What is a Lottery?


A lottery is a game of chance that involves paying money to win prizes. It has long been popular in many cultures. Prizes may be money, goods, services, or land. The rules of the game vary, but in general participants purchase tickets for a chance to win a prize. Many states have lotteries, and some private companies run them as well. In addition, some communities have lotteries for things such as apartments in a subsidized housing complex or kindergarten placements.

In the United States, state-regulated lotteries are very popular and contribute to billions in revenue annually. While some people play for fun, others use it as a way to become wealthy and change their lives. These individuals often believe that if they just have the right numbers, they will be able to solve their financial problems. However, this is a dangerous belief that can lead to a downward spiral in one’s quality of life. The truth is that the odds of winning the lottery are extremely low. In fact, there is a greater likelihood of being struck by lightning or becoming a billionaire than there is of winning the lottery.

Despite the low odds of winning, some people still spend large amounts of their incomes on tickets. This behavior is a form of gambling that is often referred to as “addictive.” While some people are able to control their spending habits, others are not. In some cases, a person’s addiction to the lottery can result in a loss of family, friends, or even their livelihood.

Lottery commissions attempt to discourage addiction by promoting the idea that playing the lottery is harmless fun. While there is indeed entertainment value in buying a ticket, this does not justify spending a substantial portion of an individual’s income on it. Furthermore, the fact that lotteries are regressive means that those who can afford to pay more for a ticket are subsidized by those who cannot.

A key feature of any lottery is its unbiased distribution of prizes. The amount of the prize pool is calculated based on how much would be earned if the entire sum were invested in an annuity for three decades. The cost of administering the lottery and distributing prizes must be deducted from this total, and a percentage normally goes to the organizers as revenues and profits.

Most modern lotteries offer an option whereby a player can mark a box or area on the playslip to indicate that they are willing to let a computer pick a set of numbers for them. This is a convenient option for those who do not have the time to pick their own numbers or are not sure which numbers to choose.

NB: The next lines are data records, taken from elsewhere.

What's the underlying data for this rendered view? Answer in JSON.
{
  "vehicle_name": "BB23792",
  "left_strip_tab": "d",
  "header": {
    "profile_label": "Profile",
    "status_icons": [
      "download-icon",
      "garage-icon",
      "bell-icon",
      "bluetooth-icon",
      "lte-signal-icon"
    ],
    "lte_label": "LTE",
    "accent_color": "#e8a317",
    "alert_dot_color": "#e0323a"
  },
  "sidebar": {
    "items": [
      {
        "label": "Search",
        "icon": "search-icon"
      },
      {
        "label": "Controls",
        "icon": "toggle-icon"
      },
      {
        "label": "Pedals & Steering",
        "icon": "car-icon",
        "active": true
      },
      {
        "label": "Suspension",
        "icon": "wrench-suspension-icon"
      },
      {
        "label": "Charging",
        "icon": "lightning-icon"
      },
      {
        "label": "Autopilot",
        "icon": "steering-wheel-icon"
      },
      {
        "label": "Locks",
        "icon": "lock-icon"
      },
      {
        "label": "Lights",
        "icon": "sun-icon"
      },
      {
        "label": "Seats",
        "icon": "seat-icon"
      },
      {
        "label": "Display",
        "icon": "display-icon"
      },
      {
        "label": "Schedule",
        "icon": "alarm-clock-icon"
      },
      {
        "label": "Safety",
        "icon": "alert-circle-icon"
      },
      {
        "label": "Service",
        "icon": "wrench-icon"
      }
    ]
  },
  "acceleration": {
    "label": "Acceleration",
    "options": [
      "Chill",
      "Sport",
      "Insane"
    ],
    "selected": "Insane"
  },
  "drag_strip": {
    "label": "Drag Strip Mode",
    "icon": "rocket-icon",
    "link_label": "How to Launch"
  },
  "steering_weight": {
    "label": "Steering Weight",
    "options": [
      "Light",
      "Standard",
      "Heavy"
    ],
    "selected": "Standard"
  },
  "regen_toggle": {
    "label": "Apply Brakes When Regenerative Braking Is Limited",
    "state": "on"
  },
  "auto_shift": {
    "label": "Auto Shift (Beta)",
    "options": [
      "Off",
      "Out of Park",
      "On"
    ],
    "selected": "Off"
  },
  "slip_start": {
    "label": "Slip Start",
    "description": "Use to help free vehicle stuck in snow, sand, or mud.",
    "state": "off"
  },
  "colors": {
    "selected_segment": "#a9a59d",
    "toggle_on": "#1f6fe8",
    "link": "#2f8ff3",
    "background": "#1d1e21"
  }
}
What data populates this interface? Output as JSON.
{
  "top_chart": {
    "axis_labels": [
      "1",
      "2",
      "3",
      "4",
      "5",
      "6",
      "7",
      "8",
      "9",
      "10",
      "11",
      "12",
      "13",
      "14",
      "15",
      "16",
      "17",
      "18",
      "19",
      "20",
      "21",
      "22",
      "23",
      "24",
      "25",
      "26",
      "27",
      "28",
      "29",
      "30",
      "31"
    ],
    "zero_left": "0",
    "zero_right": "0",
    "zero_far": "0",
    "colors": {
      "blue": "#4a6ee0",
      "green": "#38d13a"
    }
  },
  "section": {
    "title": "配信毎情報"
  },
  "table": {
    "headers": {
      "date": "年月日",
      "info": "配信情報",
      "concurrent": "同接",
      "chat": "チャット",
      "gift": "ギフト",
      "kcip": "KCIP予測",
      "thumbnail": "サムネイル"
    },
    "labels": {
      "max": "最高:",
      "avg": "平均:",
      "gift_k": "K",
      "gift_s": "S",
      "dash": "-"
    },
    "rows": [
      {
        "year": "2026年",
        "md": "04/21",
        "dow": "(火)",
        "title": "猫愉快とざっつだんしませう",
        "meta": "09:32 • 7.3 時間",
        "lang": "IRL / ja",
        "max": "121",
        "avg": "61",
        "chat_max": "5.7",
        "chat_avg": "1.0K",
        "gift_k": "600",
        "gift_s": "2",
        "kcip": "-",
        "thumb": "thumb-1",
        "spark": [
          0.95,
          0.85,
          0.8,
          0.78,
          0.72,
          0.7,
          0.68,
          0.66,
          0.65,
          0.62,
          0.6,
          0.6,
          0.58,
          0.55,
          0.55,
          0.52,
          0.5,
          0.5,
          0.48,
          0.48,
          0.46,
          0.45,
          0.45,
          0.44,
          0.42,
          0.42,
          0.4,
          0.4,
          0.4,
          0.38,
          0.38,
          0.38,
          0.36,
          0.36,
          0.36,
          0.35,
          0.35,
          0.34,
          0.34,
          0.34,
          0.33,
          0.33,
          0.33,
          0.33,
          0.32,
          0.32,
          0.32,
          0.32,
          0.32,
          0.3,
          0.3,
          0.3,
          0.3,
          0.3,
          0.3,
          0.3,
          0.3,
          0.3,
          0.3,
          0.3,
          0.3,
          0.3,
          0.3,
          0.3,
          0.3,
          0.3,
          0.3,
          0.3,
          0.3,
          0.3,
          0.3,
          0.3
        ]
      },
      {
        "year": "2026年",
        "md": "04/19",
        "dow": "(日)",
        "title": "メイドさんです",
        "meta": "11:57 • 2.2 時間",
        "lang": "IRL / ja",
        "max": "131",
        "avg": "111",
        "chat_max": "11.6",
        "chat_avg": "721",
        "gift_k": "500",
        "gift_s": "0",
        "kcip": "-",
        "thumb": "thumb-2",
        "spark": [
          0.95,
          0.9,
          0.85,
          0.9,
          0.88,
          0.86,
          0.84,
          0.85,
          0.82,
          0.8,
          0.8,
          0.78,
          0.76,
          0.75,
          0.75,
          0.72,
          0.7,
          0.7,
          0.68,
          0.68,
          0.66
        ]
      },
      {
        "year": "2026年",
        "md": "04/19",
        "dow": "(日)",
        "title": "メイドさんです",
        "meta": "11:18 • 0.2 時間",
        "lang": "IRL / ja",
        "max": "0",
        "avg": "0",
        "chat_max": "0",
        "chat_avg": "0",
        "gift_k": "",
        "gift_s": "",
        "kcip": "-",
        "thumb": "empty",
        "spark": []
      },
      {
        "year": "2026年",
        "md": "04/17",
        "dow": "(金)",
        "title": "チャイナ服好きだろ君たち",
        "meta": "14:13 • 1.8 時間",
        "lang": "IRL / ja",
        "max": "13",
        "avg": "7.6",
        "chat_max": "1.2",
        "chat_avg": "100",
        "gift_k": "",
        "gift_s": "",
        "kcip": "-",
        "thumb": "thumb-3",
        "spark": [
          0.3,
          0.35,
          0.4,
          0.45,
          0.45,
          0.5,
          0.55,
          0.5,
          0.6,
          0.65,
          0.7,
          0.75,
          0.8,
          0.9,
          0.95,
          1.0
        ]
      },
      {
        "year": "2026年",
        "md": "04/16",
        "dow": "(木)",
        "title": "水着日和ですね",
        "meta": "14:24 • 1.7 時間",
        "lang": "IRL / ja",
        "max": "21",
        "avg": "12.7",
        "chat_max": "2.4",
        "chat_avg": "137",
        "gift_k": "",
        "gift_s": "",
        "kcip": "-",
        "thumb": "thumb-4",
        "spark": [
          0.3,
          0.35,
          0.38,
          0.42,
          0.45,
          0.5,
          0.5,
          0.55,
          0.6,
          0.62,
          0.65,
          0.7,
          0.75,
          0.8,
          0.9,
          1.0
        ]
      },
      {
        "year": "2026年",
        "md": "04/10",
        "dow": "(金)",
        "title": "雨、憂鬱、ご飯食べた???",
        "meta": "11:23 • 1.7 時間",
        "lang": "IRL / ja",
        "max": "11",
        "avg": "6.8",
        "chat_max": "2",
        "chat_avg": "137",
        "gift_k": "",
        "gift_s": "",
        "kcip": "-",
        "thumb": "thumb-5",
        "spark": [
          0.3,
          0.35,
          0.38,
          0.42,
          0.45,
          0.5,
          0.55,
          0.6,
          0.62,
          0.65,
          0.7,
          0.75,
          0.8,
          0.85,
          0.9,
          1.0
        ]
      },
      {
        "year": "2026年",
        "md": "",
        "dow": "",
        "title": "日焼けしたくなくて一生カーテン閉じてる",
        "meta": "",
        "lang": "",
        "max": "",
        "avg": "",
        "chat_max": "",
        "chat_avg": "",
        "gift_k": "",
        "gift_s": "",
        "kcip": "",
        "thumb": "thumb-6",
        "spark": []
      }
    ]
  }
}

Although there are a few lucky winners every year, the vast majority of people end up losing their money. In order to reduce the risk of a bad outcome, it is essential to understand the odds and the math behind the lottery. It is also important to remember that a roof over one’s head and food in the belly come before any potential lottery winnings.